Required action:
In the records below, pick out all lines containing the word "Employee".
==== Task material
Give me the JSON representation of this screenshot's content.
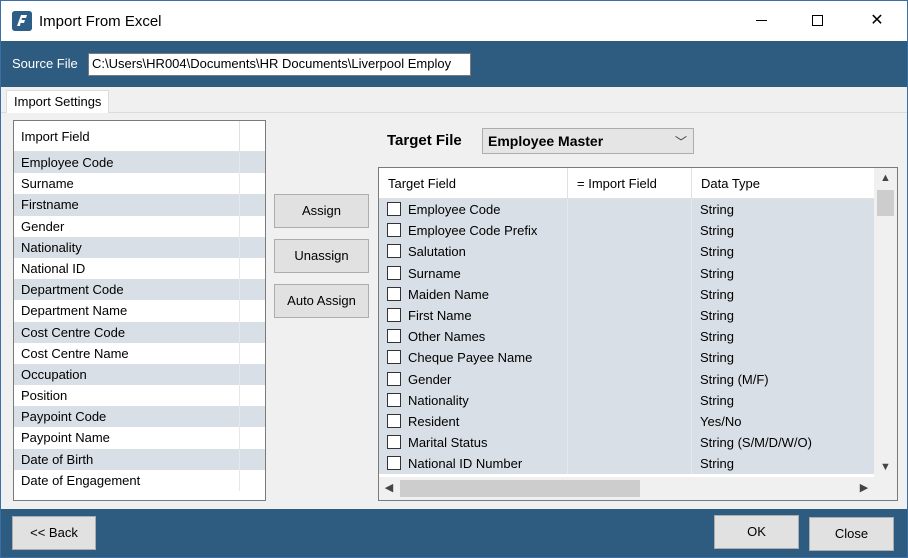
{
  "window": {
    "title": "Import From Excel",
    "minimize_icon": "minimize-icon",
    "maximize_icon": "maximize-icon",
    "close_icon": "close-icon",
    "close_glyph": "✕"
  },
  "source": {
    "label": "Source File",
    "value": "C:\\Users\\HR004\\Documents\\HR Documents\\Liverpool Employ"
  },
  "tabs": [
    {
      "label": "Import Settings"
    }
  ],
  "import_list": {
    "header": "Import Field",
    "items": [
      "Employee Code",
      "Surname",
      "Firstname",
      "Gender",
      "Nationality",
      "National ID",
      "Department Code",
      "Department Name",
      "Cost Centre Code",
      "Cost Centre Name",
      "Occupation",
      "Position",
      "Paypoint Code",
      "Paypoint Name",
      "Date of Birth",
      "Date of Engagement"
    ]
  },
  "actions": {
    "assign": "Assign",
    "unassign": "Unassign",
    "auto_assign": "Auto Assign"
  },
  "target": {
    "label": "Target File",
    "selected": "Employee Master",
    "chevron": "﹀"
  },
  "grid": {
    "columns": [
      "Target Field",
      "= Import Field",
      "Data Type"
    ],
    "rows": [
      {
        "field": "Employee Code",
        "import": "",
        "type": "String"
      },
      {
        "field": "Employee Code Prefix",
        "import": "",
        "type": "String"
      },
      {
        "field": "Salutation",
        "import": "",
        "type": "String"
      },
      {
        "field": "Surname",
        "import": "",
        "type": "String"
      },
      {
        "field": "Maiden Name",
        "import": "",
        "type": "String"
      },
      {
        "field": "First Name",
        "import": "",
        "type": "String"
      },
      {
        "field": "Other Names",
        "import": "",
        "type": "String"
      },
      {
        "field": "Cheque Payee Name",
        "import": "",
        "type": "String"
      },
      {
        "field": "Gender",
        "import": "",
        "type": "String (M/F)"
      },
      {
        "field": "Nationality",
        "import": "",
        "type": "String"
      },
      {
        "field": "Resident",
        "import": "",
        "type": "Yes/No"
      },
      {
        "field": "Marital Status",
        "import": "",
        "type": "String  (S/M/D/W/O)"
      },
      {
        "field": "National ID Number",
        "import": "",
        "type": "String"
      }
    ],
    "scroll": {
      "up": "▲",
      "down": "▼",
      "left": "◀",
      "right": "▶"
    }
  },
  "footer": {
    "back": "<< Back",
    "ok": "OK",
    "close": "Close"
  },
  "colors": {
    "accent_bar": "#2e5b80",
    "row_shade": "#d9dfe6"
  }
}
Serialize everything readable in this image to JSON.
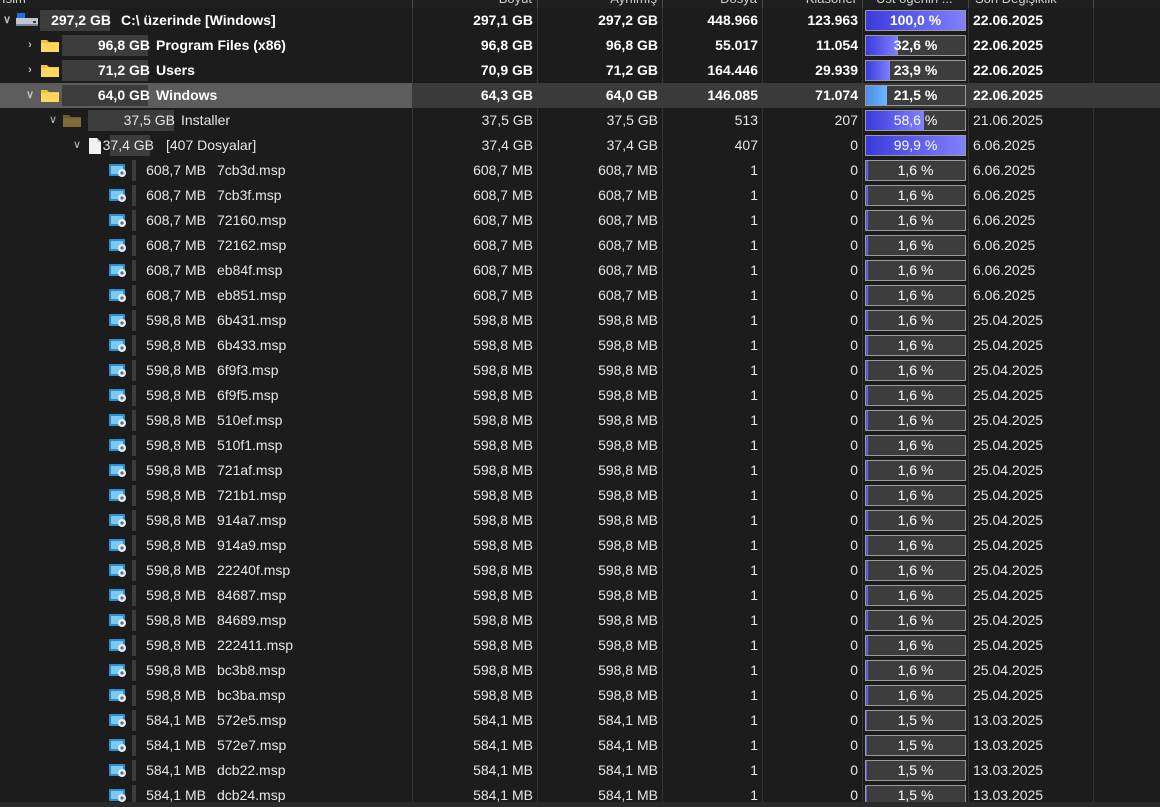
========
Result of the task:
      "Employee Code",
    "selected": "Employee Master",
        "field": "Employee Code",
        "field": "Employee Code Prefix",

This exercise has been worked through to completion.